The disappeared news, folks, is that these condos are not for us.
So when you see lavish coverage in the same paper of developers asking for 800, 900 or 1,000 foot height exemption requests, keep in mind that it’s for developer profit, not for Hawaii resident housing. The paper loves to run large photo-like renditions of what Honolulu will be turned into if the developments are approved.
Hong Kong is full of condos like this. Honolulu is not Hong Kong.
… or is it? Hobron Lane in Waikiki reported the highest number of people in the 2010 census: 87,816 persons per square mile (as reported in the Star-Advertiser. The population density of Hong Kong is about 67,000 persons per square mile.
Moreover, we taxpayers will end up footing the bill for the infrastructure to support the BMWs and water demands that the luxury developments will bring.
The sale didn’t stream on `Olelo, it streamed via satellite to Tokyo and Shanghai.
The buyers of these ultra-luxury units will be part timers in Hawaii. They fly in to enjoy the best we have to offer but have no obligation to improve the community and could care less about the real life issues facing the residents, the real full time residents of Waikiki, Oahu and the State. In turn we are told to shut up and be happy to get a $11/hour job at Dean & Dekuca cutting the pate and stocking the $150 bottles of Chardonnay. We are told that somehow our home is better of some short term construction jobs. We are fed the line that just having the latest internet whizz kid or the Chinese garment factory mogul or the stock manipulator from wherever living here part time makes Hawaii a more prominent visitor destination and more appealing. We fall down and worship at larry Ellison's feet because of a new super-hotel and a plan to provide its visitors with private jet services and sparkling marinas for their yachts.
Yeah, I'm getting bitter. The sell out of Hawaii to 1% interests makes me howl every time I drive down King Street and the see the homeless encampments. Each time I see the degradation of public services and the....oh never mind.....just a Sunday rant against what can not be changed.
I agree with the previous comment on selling out to 1%. On the homeless, well, I'm not totally sure about making that connection, only because not all homeless are from Hawaii - they come here from other states because we have great weather and benefits. But yeah, the main issue is that Hawaii is becoming for the rich people only and the local people are just slave servants....remember "Fantasy Island?"
Do these luxury condos impact our property taxes ?
And conversely, if these condos increase the value of property in one area, then will it decrease the value in other areas therefore lowering the property tax ?
And finally, these rich people will eventually want to retire here since we have no state tax on pension.
Did you hear HCDA on the last Insights on PBS ? He tried to say that there are condo units being built for the middle income people....but these are rentals only and the few "affordable" (whatever that means) that are being set aside is far too few the number of people in this category. So you build 1 unit for the 500,000 + people who make $40K per year and you build 1000 units for the "work force" people who make $150,000+ per year. Thank you HCDA and developers for taking care of the regular folks.

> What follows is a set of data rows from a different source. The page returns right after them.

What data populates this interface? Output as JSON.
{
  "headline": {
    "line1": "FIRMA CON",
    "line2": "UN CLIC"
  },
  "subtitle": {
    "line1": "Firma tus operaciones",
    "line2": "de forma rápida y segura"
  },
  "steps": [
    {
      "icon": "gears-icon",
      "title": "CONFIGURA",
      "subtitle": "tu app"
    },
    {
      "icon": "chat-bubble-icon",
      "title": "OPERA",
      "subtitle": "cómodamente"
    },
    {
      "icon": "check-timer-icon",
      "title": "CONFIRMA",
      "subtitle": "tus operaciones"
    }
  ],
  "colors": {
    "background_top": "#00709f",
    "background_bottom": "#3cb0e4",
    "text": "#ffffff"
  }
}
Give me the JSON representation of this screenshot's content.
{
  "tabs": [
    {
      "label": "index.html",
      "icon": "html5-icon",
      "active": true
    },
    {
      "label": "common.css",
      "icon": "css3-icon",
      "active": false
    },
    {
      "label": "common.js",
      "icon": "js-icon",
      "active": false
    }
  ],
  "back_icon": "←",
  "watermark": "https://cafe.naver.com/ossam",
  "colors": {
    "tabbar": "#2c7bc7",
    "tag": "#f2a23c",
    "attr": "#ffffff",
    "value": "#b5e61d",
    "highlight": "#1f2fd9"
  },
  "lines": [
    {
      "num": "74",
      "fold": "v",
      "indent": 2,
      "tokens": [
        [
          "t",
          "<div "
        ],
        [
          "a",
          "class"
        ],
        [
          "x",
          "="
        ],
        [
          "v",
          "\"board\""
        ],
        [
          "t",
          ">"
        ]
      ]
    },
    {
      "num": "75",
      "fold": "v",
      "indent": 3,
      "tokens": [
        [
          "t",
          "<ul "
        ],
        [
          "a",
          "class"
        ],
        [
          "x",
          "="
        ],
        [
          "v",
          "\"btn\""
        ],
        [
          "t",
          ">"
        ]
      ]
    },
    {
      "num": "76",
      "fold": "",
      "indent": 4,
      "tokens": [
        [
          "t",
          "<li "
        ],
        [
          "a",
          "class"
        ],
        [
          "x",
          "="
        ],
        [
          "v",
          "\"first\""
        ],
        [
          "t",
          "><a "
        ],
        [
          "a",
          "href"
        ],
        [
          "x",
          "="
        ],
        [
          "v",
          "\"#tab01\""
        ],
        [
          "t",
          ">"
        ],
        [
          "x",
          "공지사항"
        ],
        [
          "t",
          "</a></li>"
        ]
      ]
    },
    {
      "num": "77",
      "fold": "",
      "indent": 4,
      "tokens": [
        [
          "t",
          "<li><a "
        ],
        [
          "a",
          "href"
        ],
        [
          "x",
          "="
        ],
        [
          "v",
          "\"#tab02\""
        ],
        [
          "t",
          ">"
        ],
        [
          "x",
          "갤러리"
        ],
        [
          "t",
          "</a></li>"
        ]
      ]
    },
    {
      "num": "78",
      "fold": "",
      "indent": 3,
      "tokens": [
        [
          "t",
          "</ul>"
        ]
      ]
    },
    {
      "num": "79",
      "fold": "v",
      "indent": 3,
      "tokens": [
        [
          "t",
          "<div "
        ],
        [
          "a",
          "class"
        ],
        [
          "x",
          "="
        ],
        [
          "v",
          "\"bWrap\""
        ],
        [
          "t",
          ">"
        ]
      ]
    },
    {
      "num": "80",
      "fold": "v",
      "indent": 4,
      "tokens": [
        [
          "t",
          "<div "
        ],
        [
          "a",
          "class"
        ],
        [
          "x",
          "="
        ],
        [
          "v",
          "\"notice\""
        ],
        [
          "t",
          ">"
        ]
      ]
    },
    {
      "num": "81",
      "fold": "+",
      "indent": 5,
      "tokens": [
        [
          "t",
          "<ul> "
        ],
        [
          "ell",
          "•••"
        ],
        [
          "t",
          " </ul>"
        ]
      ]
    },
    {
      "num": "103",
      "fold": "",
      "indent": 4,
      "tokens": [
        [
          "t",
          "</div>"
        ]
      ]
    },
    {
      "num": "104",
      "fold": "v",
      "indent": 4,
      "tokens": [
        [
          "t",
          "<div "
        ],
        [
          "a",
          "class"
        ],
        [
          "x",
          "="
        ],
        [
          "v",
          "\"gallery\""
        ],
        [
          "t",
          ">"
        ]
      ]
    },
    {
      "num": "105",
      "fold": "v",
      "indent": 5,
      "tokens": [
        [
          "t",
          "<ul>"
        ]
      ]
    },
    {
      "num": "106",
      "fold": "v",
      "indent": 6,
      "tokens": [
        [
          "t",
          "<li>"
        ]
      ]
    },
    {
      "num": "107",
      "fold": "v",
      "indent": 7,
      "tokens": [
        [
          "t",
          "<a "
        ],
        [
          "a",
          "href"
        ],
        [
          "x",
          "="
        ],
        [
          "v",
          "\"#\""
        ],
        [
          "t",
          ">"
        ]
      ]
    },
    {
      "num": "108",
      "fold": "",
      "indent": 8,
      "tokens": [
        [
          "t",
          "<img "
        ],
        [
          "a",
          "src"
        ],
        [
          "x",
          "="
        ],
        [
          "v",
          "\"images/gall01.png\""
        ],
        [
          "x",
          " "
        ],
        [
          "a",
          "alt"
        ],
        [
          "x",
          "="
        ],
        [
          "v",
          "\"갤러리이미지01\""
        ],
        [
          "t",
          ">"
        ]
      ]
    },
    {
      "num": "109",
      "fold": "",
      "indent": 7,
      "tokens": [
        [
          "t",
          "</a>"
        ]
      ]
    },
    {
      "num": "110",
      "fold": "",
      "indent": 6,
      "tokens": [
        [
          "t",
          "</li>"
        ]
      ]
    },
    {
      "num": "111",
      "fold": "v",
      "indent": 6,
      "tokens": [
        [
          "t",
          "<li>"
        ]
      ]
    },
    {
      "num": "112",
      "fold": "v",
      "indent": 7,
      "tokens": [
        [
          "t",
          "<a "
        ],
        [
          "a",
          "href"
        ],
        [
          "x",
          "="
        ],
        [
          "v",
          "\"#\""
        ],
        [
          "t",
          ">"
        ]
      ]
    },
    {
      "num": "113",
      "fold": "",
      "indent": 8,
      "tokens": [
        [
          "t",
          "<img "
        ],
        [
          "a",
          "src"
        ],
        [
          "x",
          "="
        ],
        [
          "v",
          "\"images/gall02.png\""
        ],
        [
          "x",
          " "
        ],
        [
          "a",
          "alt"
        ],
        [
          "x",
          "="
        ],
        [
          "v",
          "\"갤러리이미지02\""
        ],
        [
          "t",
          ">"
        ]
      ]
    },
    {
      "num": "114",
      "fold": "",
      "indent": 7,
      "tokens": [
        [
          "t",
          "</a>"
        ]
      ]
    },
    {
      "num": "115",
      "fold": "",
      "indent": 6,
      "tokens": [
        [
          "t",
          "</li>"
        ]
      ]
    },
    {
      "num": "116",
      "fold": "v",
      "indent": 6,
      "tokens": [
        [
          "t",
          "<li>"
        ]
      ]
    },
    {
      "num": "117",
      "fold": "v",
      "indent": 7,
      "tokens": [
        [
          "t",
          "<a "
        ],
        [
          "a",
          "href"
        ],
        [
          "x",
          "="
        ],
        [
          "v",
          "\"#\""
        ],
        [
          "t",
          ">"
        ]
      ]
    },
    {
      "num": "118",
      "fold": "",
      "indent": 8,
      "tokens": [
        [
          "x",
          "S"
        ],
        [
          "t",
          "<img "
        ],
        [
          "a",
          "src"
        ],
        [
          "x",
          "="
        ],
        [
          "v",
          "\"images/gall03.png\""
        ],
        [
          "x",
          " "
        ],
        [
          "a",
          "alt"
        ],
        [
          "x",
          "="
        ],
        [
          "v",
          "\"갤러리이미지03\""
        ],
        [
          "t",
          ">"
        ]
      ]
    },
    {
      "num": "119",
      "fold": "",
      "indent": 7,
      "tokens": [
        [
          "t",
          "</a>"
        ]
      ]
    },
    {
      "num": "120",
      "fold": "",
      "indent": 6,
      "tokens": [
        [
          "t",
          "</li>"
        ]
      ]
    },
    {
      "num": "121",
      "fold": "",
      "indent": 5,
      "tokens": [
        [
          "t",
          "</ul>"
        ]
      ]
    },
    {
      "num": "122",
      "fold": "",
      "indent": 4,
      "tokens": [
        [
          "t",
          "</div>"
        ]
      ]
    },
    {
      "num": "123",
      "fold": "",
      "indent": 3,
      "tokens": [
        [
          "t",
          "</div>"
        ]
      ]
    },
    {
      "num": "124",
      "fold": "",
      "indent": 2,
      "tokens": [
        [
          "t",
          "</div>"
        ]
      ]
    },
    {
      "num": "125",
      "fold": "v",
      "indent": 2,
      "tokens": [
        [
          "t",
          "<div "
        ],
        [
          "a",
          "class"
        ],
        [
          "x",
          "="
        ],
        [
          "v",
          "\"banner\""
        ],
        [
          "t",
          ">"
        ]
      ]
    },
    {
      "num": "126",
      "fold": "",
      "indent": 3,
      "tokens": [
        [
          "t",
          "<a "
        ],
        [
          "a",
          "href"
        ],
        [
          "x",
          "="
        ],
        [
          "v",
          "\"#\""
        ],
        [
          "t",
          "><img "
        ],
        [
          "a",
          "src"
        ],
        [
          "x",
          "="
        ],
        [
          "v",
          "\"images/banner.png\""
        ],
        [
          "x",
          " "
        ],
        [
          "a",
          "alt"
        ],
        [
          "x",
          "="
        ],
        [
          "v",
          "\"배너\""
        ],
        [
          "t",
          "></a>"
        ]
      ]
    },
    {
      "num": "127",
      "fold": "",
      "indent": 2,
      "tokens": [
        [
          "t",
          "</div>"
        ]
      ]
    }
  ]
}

Sunday rant for now, but I think more of us are looking at this and wondering the same. How do we organize ?
I guess in order to organize we'll need to establish a clear goal first. There are probably a lot of organizations who want to help the "little" people be able to live in their own home and are not subject to rent increases or having to do favors for the landlords to keep their rentals. So, to me, that would be the first step. What is our goal ?
Side Note: Did you see the Honolulu Magazine photos of the Ritz Carlton Waikiki Sale - I guess there were a lot of camera shy local people.
Thank you Larry
Didn't see those photos--thanks.
I'm not aware of any organization (though you'd think there would be some...) pushing for rent control, rent stabilization, etc., that would help people stay in their homes.
Just because I don't know about them doesn't mean they don't exist, so time for some research.